Taita Taveta Governor Granton Samboja will be on the ballot to defend his seat after the High Court in Mombasa yesterday declined to bar him from contesting in the August 9 polls.
Justice Njoki Mwangi ruled that Mr Samboja would be greatly prejudiced if he was stopped from defending his seat.
The judge noted that since the Independent Electoral Boundaries Commission (IEBC) had cleared him, the governor could now not be stopped by the court because the electoral body had verified his documents before clearing him.
“Mr Samboja has been serving as a governor since 2017. Since he has been cleared by the IEBC, the assumption is that his documents are in order. It would be prejudicial to deny him his political rights,” said the judge.
The ruling paves the way for Mr Samboja’s name to be gazetted as the Jubilee Party candidate for Taita Taveta governor.
The case was filed by Mr Jeremia Kiwoi, who sought to block the governor from defending his seat.
Mr Kiwoi had asked the court to issue orders blocking the IEBC from gazetting Mr Samboja’s name as the Jubilee candidate for the seat until his new petition was heard and determined.
The petitioner has questioned Mr Samboja’s eligibility to contest the seat over his academic papers.
He claimed the governor has failed constitutional provisions on leadership and integrity and should be blocked from running for public office.
He alleged in court papers that the governor used fraudulent means to be cleared in 2017 and that his claim that he had graduated with a bachelor of commerce degree from Kenyatta University was a lie.
“It is clear that the degree was a forgery. The Ethics and Anti-Corruption Commission (EACC) and the university confirmed that he was not a student at the institution,” he said.
Mr Samboja was last month cleared by the IEBC to defend his seat after producing academic documents from Costa Rica University.

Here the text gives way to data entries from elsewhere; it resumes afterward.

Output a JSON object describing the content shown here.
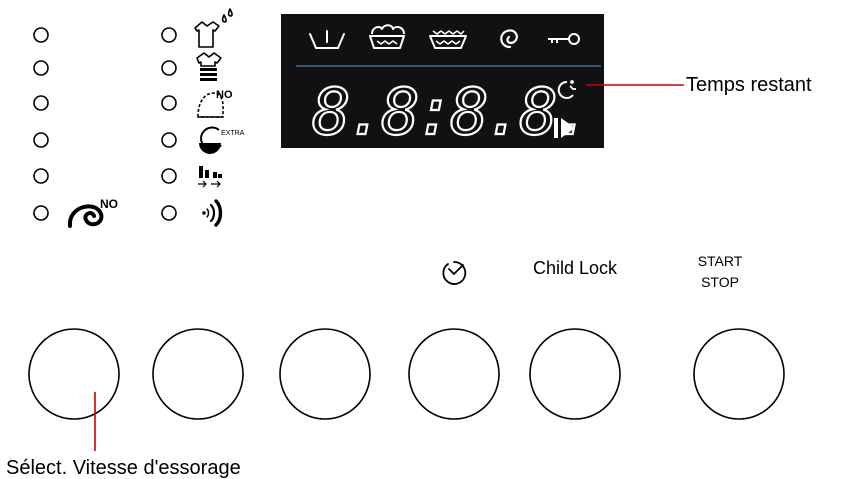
{
  "display": {
    "digits": "8.8:8.8.",
    "icons": [
      "prewash-tub-icon",
      "wash-tub-icon",
      "rinse-tub-icon",
      "spin-icon",
      "key-lock-icon"
    ],
    "status_icons": [
      "remaining-time-icon",
      "start-pause-icon"
    ]
  },
  "indicators": {
    "left_column": [
      {
        "icon": null
      },
      {
        "icon": null
      },
      {
        "icon": null
      },
      {
        "icon": null
      },
      {
        "icon": null
      },
      {
        "icon": "no-spin-icon",
        "badge": "NO"
      }
    ],
    "right_column": [
      {
        "icon": "shirt-drops-icon"
      },
      {
        "icon": "shirt-stack-icon"
      },
      {
        "icon": "no-iron-icon",
        "badge": "NO"
      },
      {
        "icon": "extra-rinse-icon",
        "badge": "EXTRA"
      },
      {
        "icon": "bars-arrows-icon"
      },
      {
        "icon": "sound-wave-icon"
      }
    ]
  },
  "button_labels": {
    "delay_icon": "clock-check-icon",
    "child_lock": "Child Lock",
    "start_line1": "START",
    "start_line2": "STOP"
  },
  "callouts": {
    "remaining_time": "Temps restant",
    "spin_speed": "Sélect. Vitesse d'essorage"
  },
  "colors": {
    "display_bg": "#111111",
    "display_fg": "#ffffff",
    "display_divider": "#4a7fb0",
    "callout_line": "#cc0000",
    "outline": "#000000"
  }
}
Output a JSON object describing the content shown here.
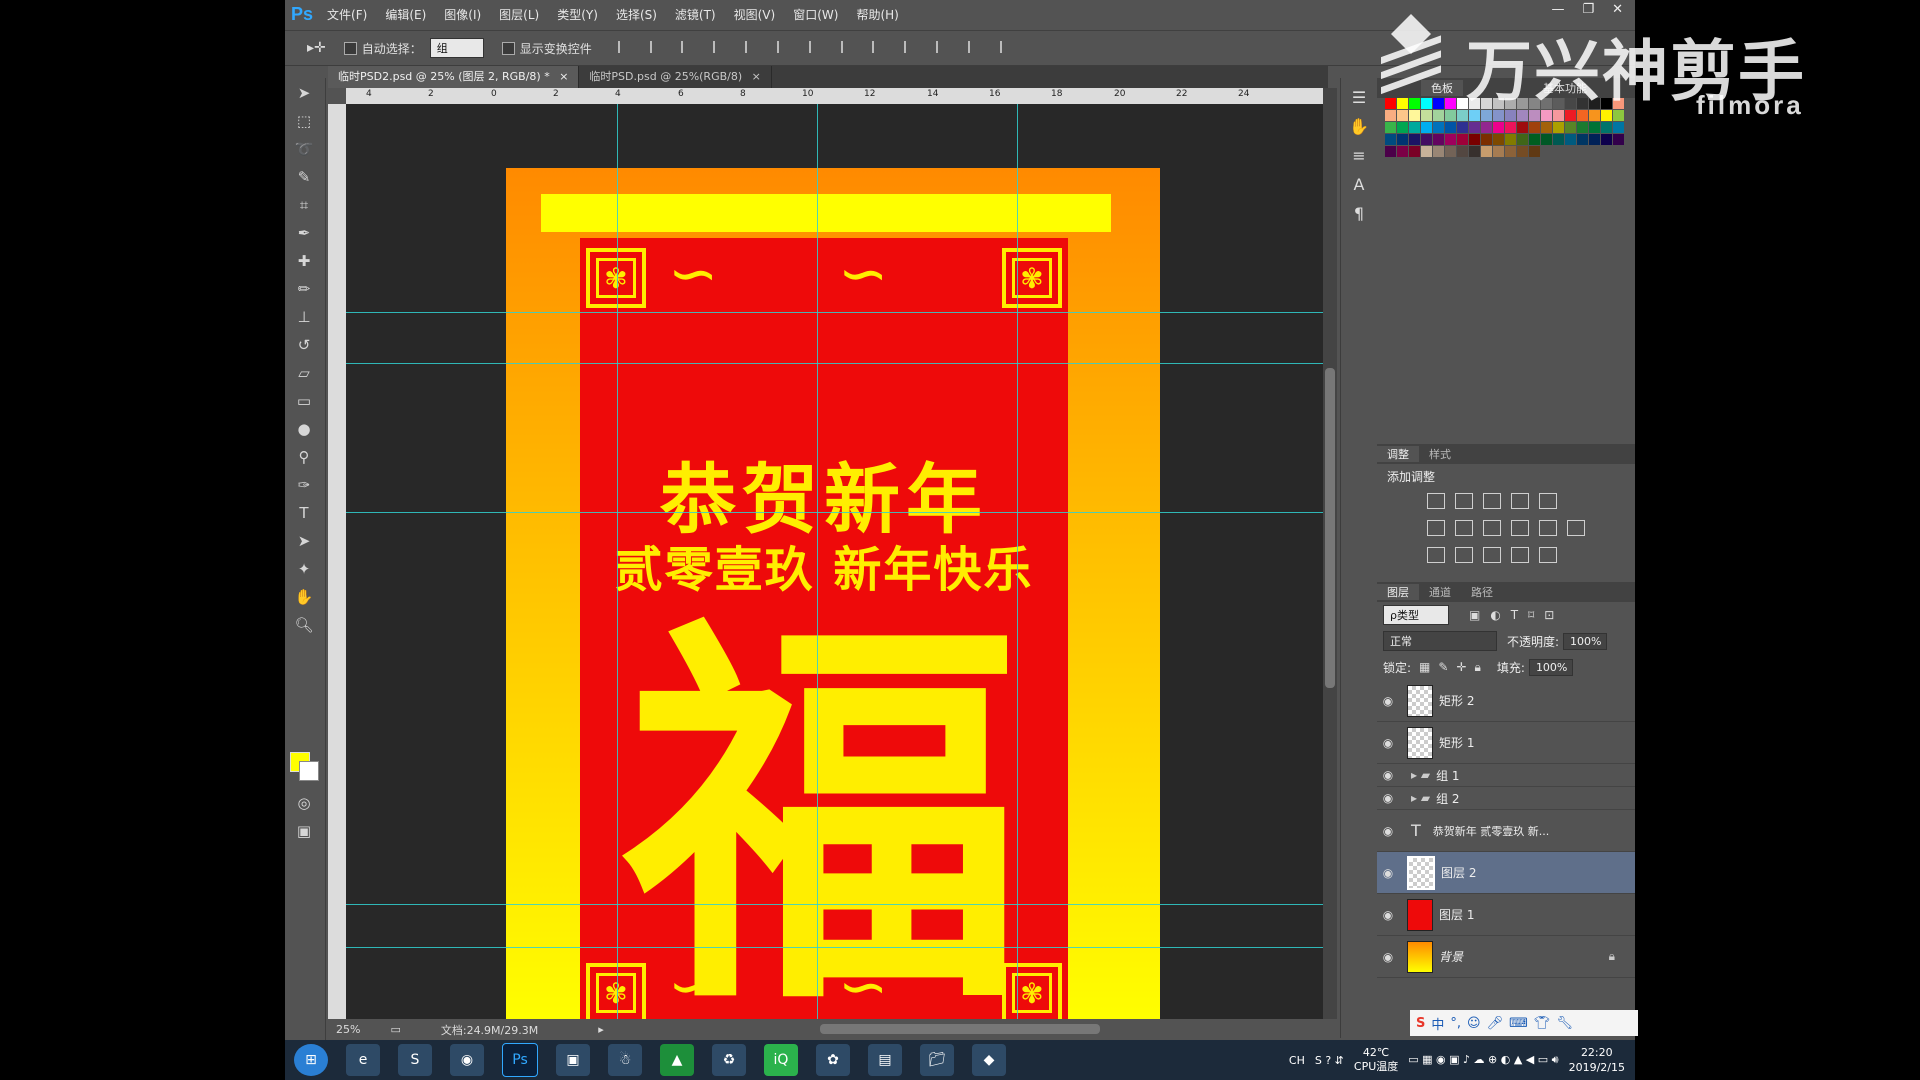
{
  "app": {
    "logo": "Ps",
    "menus": [
      "文件(F)",
      "编辑(E)",
      "图像(I)",
      "图层(L)",
      "类型(Y)",
      "选择(S)",
      "滤镜(T)",
      "视图(V)",
      "窗口(W)",
      "帮助(H)"
    ],
    "window_controls": [
      "—",
      "❐",
      "✕"
    ]
  },
  "options": {
    "auto_select_label": "自动选择：",
    "auto_select_value": "组",
    "show_transform_label": "显示变换控件"
  },
  "tabs": [
    {
      "label": "临时PSD2.psd @ 25% (图层 2, RGB/8) *",
      "close": "×"
    },
    {
      "label": "临时PSD.psd @ 25%(RGB/8)",
      "close": "×"
    }
  ],
  "ruler_top_ticks": [
    "4",
    "2",
    "0",
    "2",
    "4",
    "6",
    "8",
    "10",
    "12",
    "14",
    "16",
    "18",
    "20",
    "22",
    "24"
  ],
  "artwork": {
    "line1": "恭贺新年",
    "line2": "贰零壹玖  新年快乐",
    "main_char": "福"
  },
  "status": {
    "zoom": "25%",
    "doc_size": "文档:24.9M/29.3M"
  },
  "right_panel": {
    "workspace": "基本功能",
    "swatch_tab_label": "色板",
    "swatch_colors": [
      "#ff0000",
      "#ffff00",
      "#00ff00",
      "#00ffff",
      "#0000ff",
      "#ff00ff",
      "#ffffff",
      "#ebebeb",
      "#d6d6d6",
      "#c2c2c2",
      "#adadad",
      "#999999",
      "#858585",
      "#707070",
      "#5c5c5c",
      "#474747",
      "#333333",
      "#1f1f1f",
      "#000000",
      "#f7977a",
      "#f9ad81",
      "#fdc68a",
      "#fff79a",
      "#c4df9b",
      "#a2d39c",
      "#82ca9d",
      "#7bcdc8",
      "#6ecff6",
      "#7ea7d8",
      "#8493ca",
      "#8882be",
      "#a187be",
      "#bc8dbf",
      "#f49ac2",
      "#f6989d",
      "#ed1c24",
      "#f26522",
      "#f7941d",
      "#fff200",
      "#8dc73f",
      "#39b54a",
      "#00a651",
      "#00a99d",
      "#00aeef",
      "#0072bc",
      "#0054a6",
      "#2e3192",
      "#662d91",
      "#92278f",
      "#ec008c",
      "#ed145b",
      "#9e0b0f",
      "#a0410d",
      "#a3620a",
      "#aba000",
      "#598527",
      "#1a7b30",
      "#007236",
      "#00746b",
      "#0076a3",
      "#004b80",
      "#003471",
      "#1b1464",
      "#440e62",
      "#630460",
      "#9e005d",
      "#9e0039",
      "#790000",
      "#7b2e00",
      "#7d4900",
      "#827b00",
      "#406618",
      "#005e20",
      "#005826",
      "#005952",
      "#005b7f",
      "#003663",
      "#002157",
      "#0d004c",
      "#32004b",
      "#4b0049",
      "#7b0046",
      "#7a0026",
      "#c7b299",
      "#998675",
      "#736357",
      "#534741",
      "#37302d",
      "#c69c6d",
      "#a67c52",
      "#8c6239",
      "#754c24",
      "#603913"
    ],
    "adjust_tabs": [
      "调整",
      "样式"
    ],
    "add_adjustment": "添加调整",
    "layers_tabs": [
      "图层",
      "通道",
      "路径"
    ],
    "filter_kind": "ρ类型",
    "blend_mode": "正常",
    "opacity_label": "不透明度:",
    "opacity_value": "100%",
    "lock_label": "锁定:",
    "fill_label": "填充:",
    "fill_value": "100%",
    "layers": [
      {
        "name": "矩形 2",
        "type": "shape"
      },
      {
        "name": "矩形 1",
        "type": "shape"
      },
      {
        "name": "组 1",
        "type": "group"
      },
      {
        "name": "组 2",
        "type": "group"
      },
      {
        "name": "恭贺新年 贰零壹玖 新...",
        "type": "text"
      },
      {
        "name": "图层 2",
        "type": "pixel",
        "selected": true
      },
      {
        "name": "图层 1",
        "type": "red"
      },
      {
        "name": "背景",
        "type": "bg"
      }
    ]
  },
  "taskbar": {
    "tray_text": "CH",
    "temp": "42℃",
    "temp_label": "CPU温度",
    "time": "22:20",
    "date": "2019/2/15",
    "ime_label": "中"
  },
  "watermark": {
    "cn": "万兴神剪手",
    "en": "filmora"
  }
}
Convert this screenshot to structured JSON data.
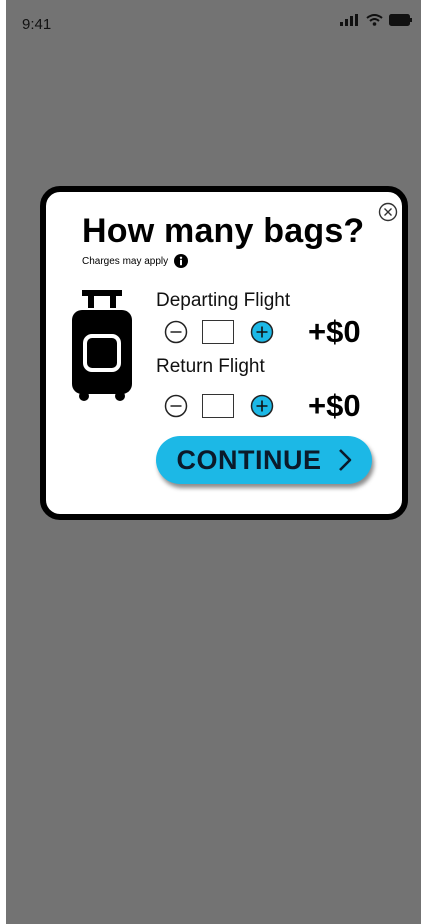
{
  "status_bar": {
    "time": "9:41",
    "icons": [
      "signal-icon",
      "wifi-icon",
      "battery-icon"
    ]
  },
  "modal": {
    "title": "How many bags?",
    "subtitle": "Charges may apply",
    "close_icon": "close-icon",
    "info_icon": "info-icon",
    "luggage_icon": "luggage-icon",
    "flights": [
      {
        "label": "Departing Flight",
        "quantity": "",
        "price": "+$0"
      },
      {
        "label": "Return Flight",
        "quantity": "",
        "price": "+$0"
      }
    ],
    "continue_label": "CONTINUE",
    "colors": {
      "accent": "#1cb8e6",
      "plus_button": "#1cb8e6",
      "overlay": "#737373"
    }
  }
}
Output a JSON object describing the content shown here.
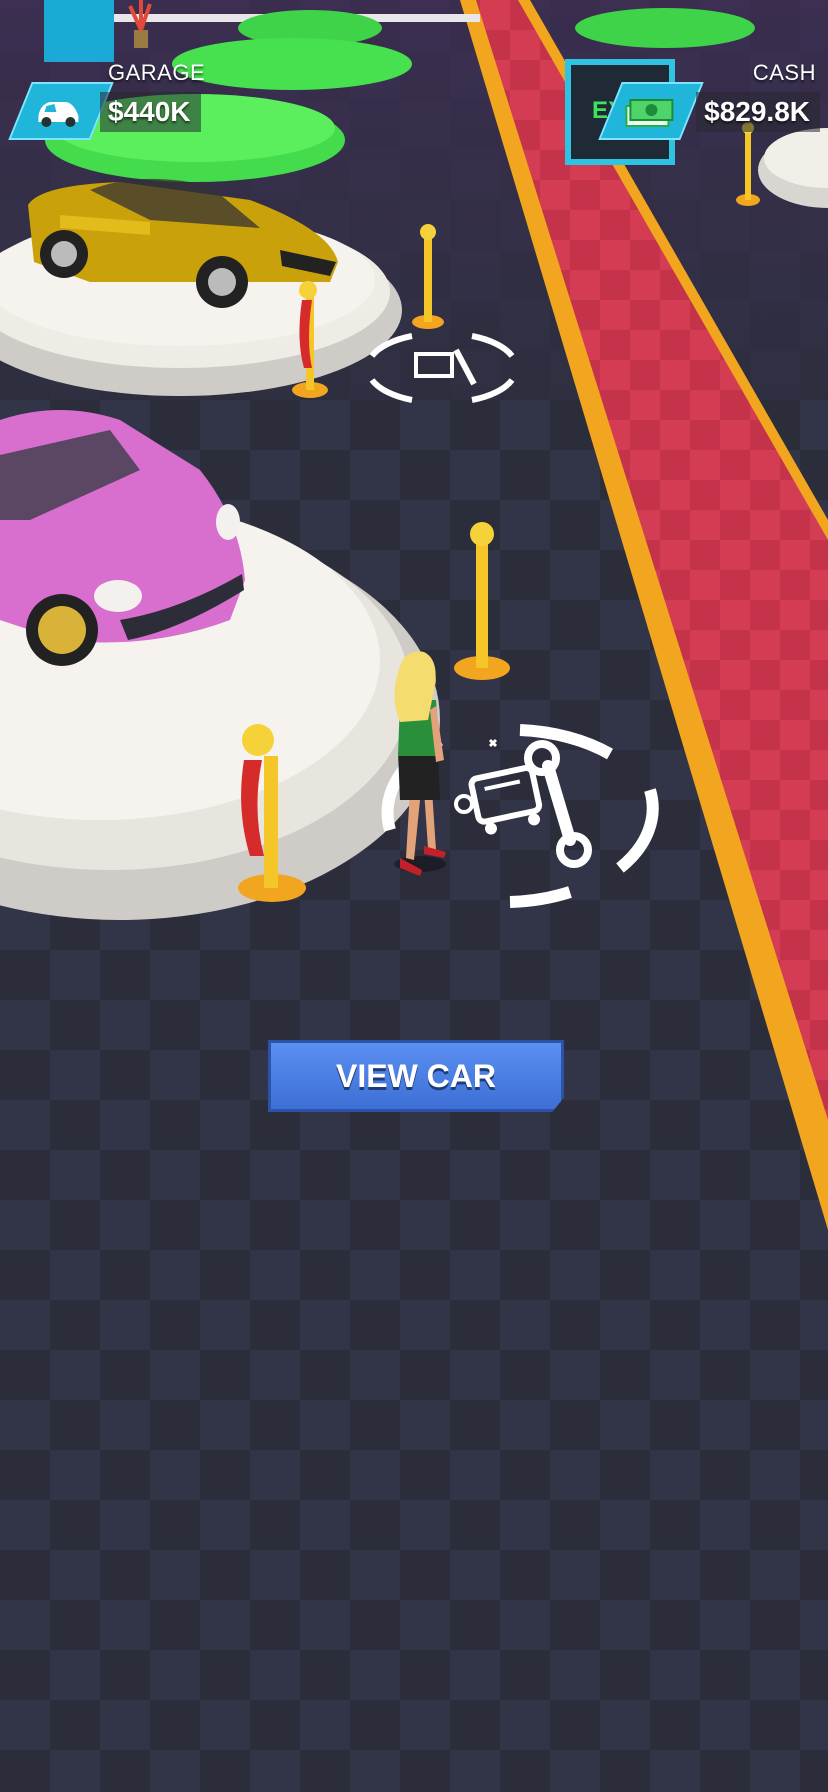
{
  "hud": {
    "garage_label": "GARAGE",
    "garage_value": "$440K",
    "cash_label": "CASH",
    "cash_value": "$829.8K"
  },
  "scene": {
    "exit_sign": "EXIT",
    "car_colors": [
      "yellow",
      "pink"
    ],
    "icons": [
      "car-icon",
      "cash-stack-icon",
      "repair-zone-icon",
      "stanchion-icon"
    ]
  },
  "actions": {
    "view_car_label": "VIEW CAR"
  },
  "colors": {
    "floor": "#2c2e3d",
    "carpet": "#c7344a",
    "carpet_border": "#f2a51f",
    "button": "#4a7ee3",
    "hud_badge": "#1fb6d9"
  }
}
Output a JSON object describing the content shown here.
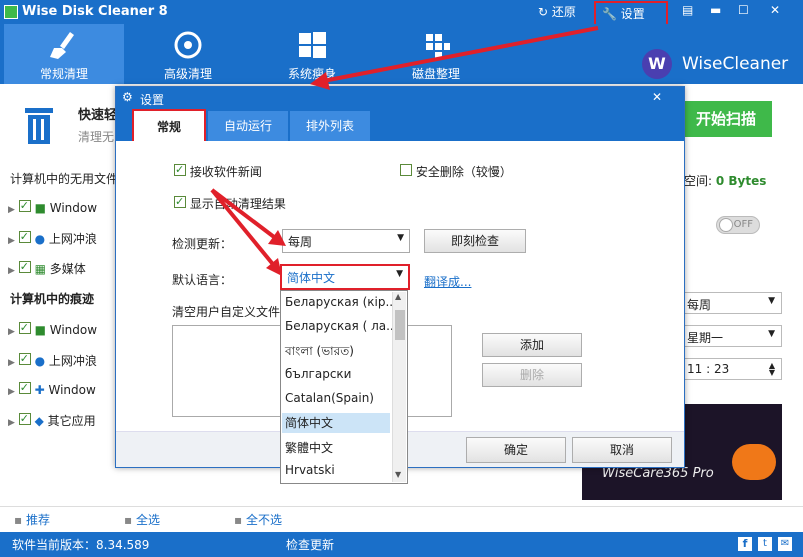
{
  "app": {
    "title": "Wise Disk Cleaner 8",
    "restore": "还原",
    "settings": "设置"
  },
  "toolbar": {
    "items": [
      "常规清理",
      "高级清理",
      "系统瘦身",
      "磁盘整理"
    ],
    "brand": "WiseCleaner"
  },
  "main": {
    "quick_title": "快速轻",
    "quick_sub": "清理无",
    "scan_button": "开始扫描",
    "space_label": "空间:",
    "space_value": "0 Bytes",
    "toggle": "OFF",
    "section1": "计算机中的无用文件",
    "section1_items": [
      "Window",
      "上网冲浪",
      "多媒体"
    ],
    "section2": "计算机中的痕迹",
    "section2_items": [
      "Window",
      "上网冲浪",
      "Window",
      "其它应用"
    ],
    "schedule_freq": "每周",
    "schedule_day": "星期一",
    "schedule_time": "11 : 23",
    "promo_text": "WiseCare365 Pro"
  },
  "footer": {
    "recommend": "推荐",
    "select_all": "全选",
    "select_none": "全不选"
  },
  "status": {
    "version": "软件当前版本：8.34.589",
    "check_update": "检查更新"
  },
  "dialog": {
    "title": "设置",
    "tabs": [
      "常规",
      "自动运行",
      "排外列表"
    ],
    "receive_news": "接收软件新闻",
    "safe_delete": "安全删除（较慢）",
    "show_results": "显示自动清理结果",
    "check_update_label": "检测更新：",
    "check_update_value": "每周",
    "check_now": "即刻检查",
    "lang_label": "默认语言：",
    "lang_value": "简体中文",
    "translate": "翻译成...",
    "custom_files": "清空用户自定义文件",
    "add": "添加",
    "delete": "删除",
    "ok": "确定",
    "cancel": "取消",
    "languages": [
      "Беларуская (кір...",
      "Беларуская ( ла...",
      "বাংলা (ভারত)",
      "български",
      "Catalan(Spain)",
      "简体中文",
      "繁體中文",
      "Hrvatski"
    ]
  },
  "colors": {
    "accent": "#1a6fc9",
    "scan": "#3fb94a",
    "highlight": "#e0202a"
  }
}
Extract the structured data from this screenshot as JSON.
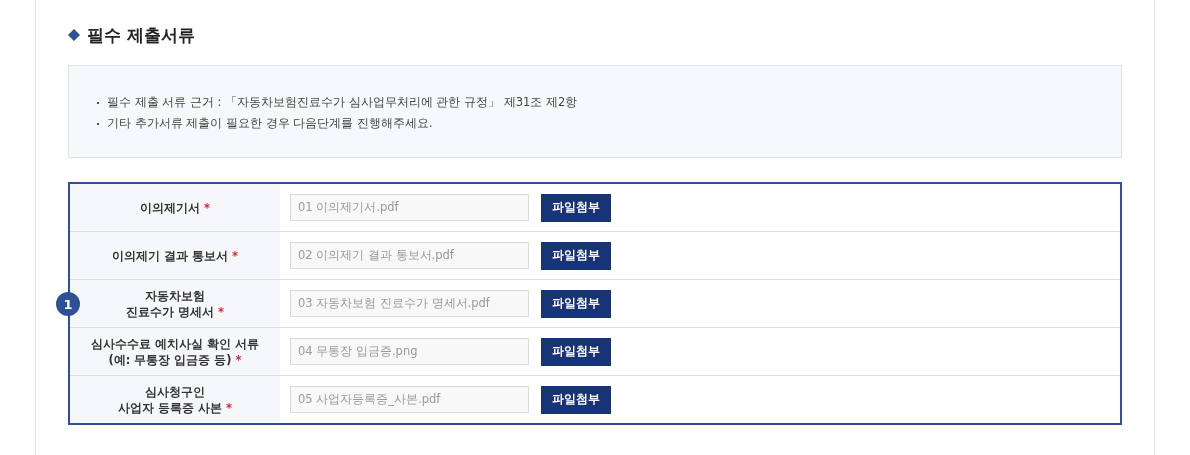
{
  "section": {
    "title": "필수 제출서류"
  },
  "notes": [
    "필수 제출 서류 근거 : 「자동차보험진료수가 심사업무처리에 관한 규정」 제31조 제2항",
    "기타 추가서류 제출이 필요한 경우 다음단계를 진행해주세요."
  ],
  "marker": "1",
  "required_mark": "*",
  "documents": [
    {
      "label": [
        "이의제기서"
      ],
      "required": true,
      "file": "01 이의제기서.pdf",
      "button": "파일첨부"
    },
    {
      "label": [
        "이의제기 결과 통보서"
      ],
      "required": true,
      "file": "02 이의제기 결과 통보서.pdf",
      "button": "파일첨부"
    },
    {
      "label": [
        "자동차보험",
        "진료수가 명세서"
      ],
      "required": true,
      "file": "03 자동차보험 진료수가 명세서.pdf",
      "button": "파일첨부"
    },
    {
      "label": [
        "심사수수료 예치사실 확인 서류",
        "(예: 무통장 입금증 등)"
      ],
      "required": true,
      "file": "04 무통장 입금증.png",
      "button": "파일첨부"
    },
    {
      "label": [
        "심사청구인",
        "사업자 등록증 사본"
      ],
      "required": true,
      "file": "05 사업자등록증_사본.pdf",
      "button": "파일첨부"
    }
  ]
}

This prompted Mr Kiwoi to move to the IEBC Dispute Resolution Committee to overturn the governor’s clearance, alleging that he had no proper papers to be cleared to seek re-election.
But the committee dismissed Mr Kiwoi’s case and ruled in favour of Mr Samboja, noting that it was satisfied with the documents that the governor had produced before the IEBC. The committee said the governor’s degree was valid.
Dissatisfied with the panel’s decision, Mr Kiwoi moved to court and sought to have Mr Samboja blocked from defending his seat based on the same claims about academic documents.
Mr Samboja filed a preliminary objection to the suit, arguing that the court had no jurisdiction to handle the case because the IEBC disputes panel had determined the issues raised in the petition.
Through Ogeto, Otachi & Company advocates, the governor argued that the petitioner should have appealed against the panel’s decision if he was not satisfied with it instead of filing a separate petition over the same matter.
“The application and the petition is incompetent and bad in law for reasons that the petitioner, having failed to lodge the requisite appeal, cannot purport to circumvent the laid down procedure by presenting this case in an attempt to reopen that which has already been determined,” the lawyers argued.
They also opposed the petition on the grounds that it touches on matters that were alive and pending in a Nairobi court. The case was filed by activist Okiya Omtatah against Mr Samboja.
“It is trite and settled law that no court shall proceed with the trial of any suit or proceedings in which the matter in issue is directly and substantially in a previously instituted suit between the same parties,” they said.
In his petition, Mr Kiwoi argues that the tribunal erred by dismissing his petition and that residents were likely to be duped into electing a candidate who is unfit to stand for any elective position.
He maintains that Mr Samboja used forged documents to get clearance in 2017 and that he failed the integrity test by lying that he had genuine certificates.
The petitioner wants the court to order the Commission for University Education to verify whether Costa Rica University is an accredited institution in Costa Rica and properly verify his certificates and present them in court.
Mr Kiwoi argues that he was aggrieved by the decision of the tribunal that he said violated the Constitution and his right to fair administrative action.
Justice Mwangi has directed the parties in the suit to file and serve their documents within the next three days.
The case will be heard on July 19